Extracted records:

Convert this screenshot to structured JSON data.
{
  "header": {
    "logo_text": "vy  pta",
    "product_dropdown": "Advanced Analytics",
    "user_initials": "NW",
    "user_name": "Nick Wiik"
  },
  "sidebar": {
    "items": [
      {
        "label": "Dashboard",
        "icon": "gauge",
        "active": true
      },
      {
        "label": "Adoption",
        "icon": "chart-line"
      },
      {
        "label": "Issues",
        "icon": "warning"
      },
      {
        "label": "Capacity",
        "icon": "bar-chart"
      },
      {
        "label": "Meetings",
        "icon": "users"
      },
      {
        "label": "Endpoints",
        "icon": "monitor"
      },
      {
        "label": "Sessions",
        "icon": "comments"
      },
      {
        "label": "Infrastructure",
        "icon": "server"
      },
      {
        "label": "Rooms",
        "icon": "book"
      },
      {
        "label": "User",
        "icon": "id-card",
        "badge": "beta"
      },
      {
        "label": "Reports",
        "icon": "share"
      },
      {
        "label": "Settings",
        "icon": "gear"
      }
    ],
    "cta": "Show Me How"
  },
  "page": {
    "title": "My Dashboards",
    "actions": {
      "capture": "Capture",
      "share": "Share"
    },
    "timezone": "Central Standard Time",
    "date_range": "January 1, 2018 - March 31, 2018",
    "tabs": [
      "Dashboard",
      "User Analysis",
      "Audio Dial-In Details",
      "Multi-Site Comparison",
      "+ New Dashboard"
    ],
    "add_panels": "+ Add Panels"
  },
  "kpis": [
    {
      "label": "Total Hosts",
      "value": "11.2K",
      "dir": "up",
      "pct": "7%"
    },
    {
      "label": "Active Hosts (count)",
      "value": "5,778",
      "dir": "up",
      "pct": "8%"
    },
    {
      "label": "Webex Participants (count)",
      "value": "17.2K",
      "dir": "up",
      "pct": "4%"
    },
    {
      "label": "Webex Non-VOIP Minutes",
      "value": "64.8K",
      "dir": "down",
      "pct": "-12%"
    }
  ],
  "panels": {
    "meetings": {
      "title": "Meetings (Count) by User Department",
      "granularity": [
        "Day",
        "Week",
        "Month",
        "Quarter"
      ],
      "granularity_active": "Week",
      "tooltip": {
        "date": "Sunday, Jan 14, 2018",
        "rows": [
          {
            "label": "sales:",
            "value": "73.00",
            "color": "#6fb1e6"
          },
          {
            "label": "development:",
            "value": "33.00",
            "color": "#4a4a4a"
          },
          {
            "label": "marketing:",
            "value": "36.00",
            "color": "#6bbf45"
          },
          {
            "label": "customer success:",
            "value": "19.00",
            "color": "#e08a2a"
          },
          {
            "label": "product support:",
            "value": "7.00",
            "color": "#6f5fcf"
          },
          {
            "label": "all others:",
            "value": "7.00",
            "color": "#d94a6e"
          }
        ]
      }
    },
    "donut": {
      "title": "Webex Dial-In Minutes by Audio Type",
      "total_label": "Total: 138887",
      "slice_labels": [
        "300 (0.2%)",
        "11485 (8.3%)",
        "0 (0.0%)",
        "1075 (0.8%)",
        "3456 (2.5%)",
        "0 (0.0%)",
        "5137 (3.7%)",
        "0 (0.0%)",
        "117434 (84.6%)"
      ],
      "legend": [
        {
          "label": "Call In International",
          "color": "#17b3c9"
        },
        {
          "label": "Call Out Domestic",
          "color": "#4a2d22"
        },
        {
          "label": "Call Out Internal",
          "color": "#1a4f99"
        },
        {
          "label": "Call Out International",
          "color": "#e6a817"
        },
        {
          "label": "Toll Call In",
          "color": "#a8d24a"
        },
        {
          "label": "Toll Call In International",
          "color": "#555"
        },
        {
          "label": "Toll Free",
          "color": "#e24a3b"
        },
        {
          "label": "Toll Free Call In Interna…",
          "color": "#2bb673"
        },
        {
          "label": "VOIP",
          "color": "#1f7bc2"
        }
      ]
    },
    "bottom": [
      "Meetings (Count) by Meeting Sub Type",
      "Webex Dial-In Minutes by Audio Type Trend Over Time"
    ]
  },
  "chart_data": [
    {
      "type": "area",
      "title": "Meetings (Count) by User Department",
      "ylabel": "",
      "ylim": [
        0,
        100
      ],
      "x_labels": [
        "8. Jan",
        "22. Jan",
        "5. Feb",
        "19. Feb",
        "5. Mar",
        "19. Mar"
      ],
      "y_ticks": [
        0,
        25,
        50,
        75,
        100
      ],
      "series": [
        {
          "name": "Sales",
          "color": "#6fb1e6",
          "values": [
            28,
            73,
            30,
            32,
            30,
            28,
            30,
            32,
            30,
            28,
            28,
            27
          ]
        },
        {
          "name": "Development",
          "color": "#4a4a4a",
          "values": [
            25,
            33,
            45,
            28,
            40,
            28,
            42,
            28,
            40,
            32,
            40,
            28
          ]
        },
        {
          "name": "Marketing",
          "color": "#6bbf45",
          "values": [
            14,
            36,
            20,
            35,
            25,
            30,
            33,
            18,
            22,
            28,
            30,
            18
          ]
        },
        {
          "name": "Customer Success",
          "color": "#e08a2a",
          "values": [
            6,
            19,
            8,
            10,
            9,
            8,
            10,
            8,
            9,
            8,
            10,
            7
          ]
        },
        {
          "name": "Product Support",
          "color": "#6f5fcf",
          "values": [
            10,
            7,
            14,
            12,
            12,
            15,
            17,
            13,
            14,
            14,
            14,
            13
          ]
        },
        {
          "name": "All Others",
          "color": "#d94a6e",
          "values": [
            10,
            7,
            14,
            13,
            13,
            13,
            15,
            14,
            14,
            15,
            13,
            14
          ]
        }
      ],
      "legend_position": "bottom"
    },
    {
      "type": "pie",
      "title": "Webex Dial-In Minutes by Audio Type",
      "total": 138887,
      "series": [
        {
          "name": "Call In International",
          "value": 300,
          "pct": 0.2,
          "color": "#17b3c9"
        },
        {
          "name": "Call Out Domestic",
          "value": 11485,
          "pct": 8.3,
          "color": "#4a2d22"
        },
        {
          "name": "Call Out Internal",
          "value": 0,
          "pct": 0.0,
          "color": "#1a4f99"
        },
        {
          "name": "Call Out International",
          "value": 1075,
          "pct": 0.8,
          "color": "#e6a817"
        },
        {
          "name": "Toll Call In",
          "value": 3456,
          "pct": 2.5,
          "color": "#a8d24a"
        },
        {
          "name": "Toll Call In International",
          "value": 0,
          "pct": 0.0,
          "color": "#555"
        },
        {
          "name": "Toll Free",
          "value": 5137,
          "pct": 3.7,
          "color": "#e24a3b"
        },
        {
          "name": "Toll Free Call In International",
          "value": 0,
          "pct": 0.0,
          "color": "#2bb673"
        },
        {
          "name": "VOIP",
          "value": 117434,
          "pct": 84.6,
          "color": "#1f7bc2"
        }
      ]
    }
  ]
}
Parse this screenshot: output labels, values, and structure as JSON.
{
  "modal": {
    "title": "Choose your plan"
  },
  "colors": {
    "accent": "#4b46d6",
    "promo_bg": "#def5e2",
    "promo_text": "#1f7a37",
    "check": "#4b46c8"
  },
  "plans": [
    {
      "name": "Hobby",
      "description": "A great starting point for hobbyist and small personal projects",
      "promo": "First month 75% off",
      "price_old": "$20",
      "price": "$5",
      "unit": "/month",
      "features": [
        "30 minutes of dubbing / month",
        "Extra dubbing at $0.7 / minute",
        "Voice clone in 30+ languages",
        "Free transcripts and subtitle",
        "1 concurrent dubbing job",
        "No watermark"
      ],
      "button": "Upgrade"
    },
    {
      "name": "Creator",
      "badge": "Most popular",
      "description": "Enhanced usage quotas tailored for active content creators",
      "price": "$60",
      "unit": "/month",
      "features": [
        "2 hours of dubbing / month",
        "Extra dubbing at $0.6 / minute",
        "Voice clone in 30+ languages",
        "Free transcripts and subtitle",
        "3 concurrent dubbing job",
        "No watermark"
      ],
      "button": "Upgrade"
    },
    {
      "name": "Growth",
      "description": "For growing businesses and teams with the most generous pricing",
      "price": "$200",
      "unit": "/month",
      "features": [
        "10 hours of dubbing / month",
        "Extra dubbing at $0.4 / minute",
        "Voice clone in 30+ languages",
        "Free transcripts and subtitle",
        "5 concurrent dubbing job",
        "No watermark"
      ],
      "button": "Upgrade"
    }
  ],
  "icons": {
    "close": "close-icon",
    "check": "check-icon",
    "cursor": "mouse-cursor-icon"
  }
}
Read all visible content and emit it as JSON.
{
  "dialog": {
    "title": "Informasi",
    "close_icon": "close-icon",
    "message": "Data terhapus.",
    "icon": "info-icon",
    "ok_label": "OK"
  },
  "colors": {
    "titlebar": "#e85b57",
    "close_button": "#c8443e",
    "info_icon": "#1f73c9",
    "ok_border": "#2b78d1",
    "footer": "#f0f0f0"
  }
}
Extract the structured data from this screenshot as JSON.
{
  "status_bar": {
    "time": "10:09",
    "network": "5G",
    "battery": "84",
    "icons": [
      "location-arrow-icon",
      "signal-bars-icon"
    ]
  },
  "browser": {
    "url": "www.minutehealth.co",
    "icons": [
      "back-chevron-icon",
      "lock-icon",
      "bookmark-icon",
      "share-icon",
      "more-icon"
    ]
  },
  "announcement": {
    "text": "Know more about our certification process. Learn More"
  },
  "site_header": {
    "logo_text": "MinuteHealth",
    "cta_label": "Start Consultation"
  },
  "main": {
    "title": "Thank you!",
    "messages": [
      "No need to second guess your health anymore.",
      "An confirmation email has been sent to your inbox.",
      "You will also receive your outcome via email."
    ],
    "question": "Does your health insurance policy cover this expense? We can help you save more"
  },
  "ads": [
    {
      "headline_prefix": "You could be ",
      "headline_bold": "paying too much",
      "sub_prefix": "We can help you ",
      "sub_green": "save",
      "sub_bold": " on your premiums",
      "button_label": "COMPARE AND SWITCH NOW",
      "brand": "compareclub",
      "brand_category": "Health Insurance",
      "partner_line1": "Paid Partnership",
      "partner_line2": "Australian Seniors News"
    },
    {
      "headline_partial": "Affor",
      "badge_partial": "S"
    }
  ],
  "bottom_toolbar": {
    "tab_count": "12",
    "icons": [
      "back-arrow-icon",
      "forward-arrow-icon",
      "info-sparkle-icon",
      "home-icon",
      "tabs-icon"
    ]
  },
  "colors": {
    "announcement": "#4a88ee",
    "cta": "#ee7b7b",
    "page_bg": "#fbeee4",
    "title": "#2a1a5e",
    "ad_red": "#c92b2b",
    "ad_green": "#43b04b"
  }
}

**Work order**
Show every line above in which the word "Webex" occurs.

**Solution for this problem**
      "label": "Webex Participants (count)",
      "label": "Webex Non-VOIP Minutes",
      "title": "Webex Dial-In Minutes by Audio Type",
      "Webex Dial-In Minutes by Audio Type Trend Over Time"
      "title": "Webex Dial-In Minutes by Audio Type",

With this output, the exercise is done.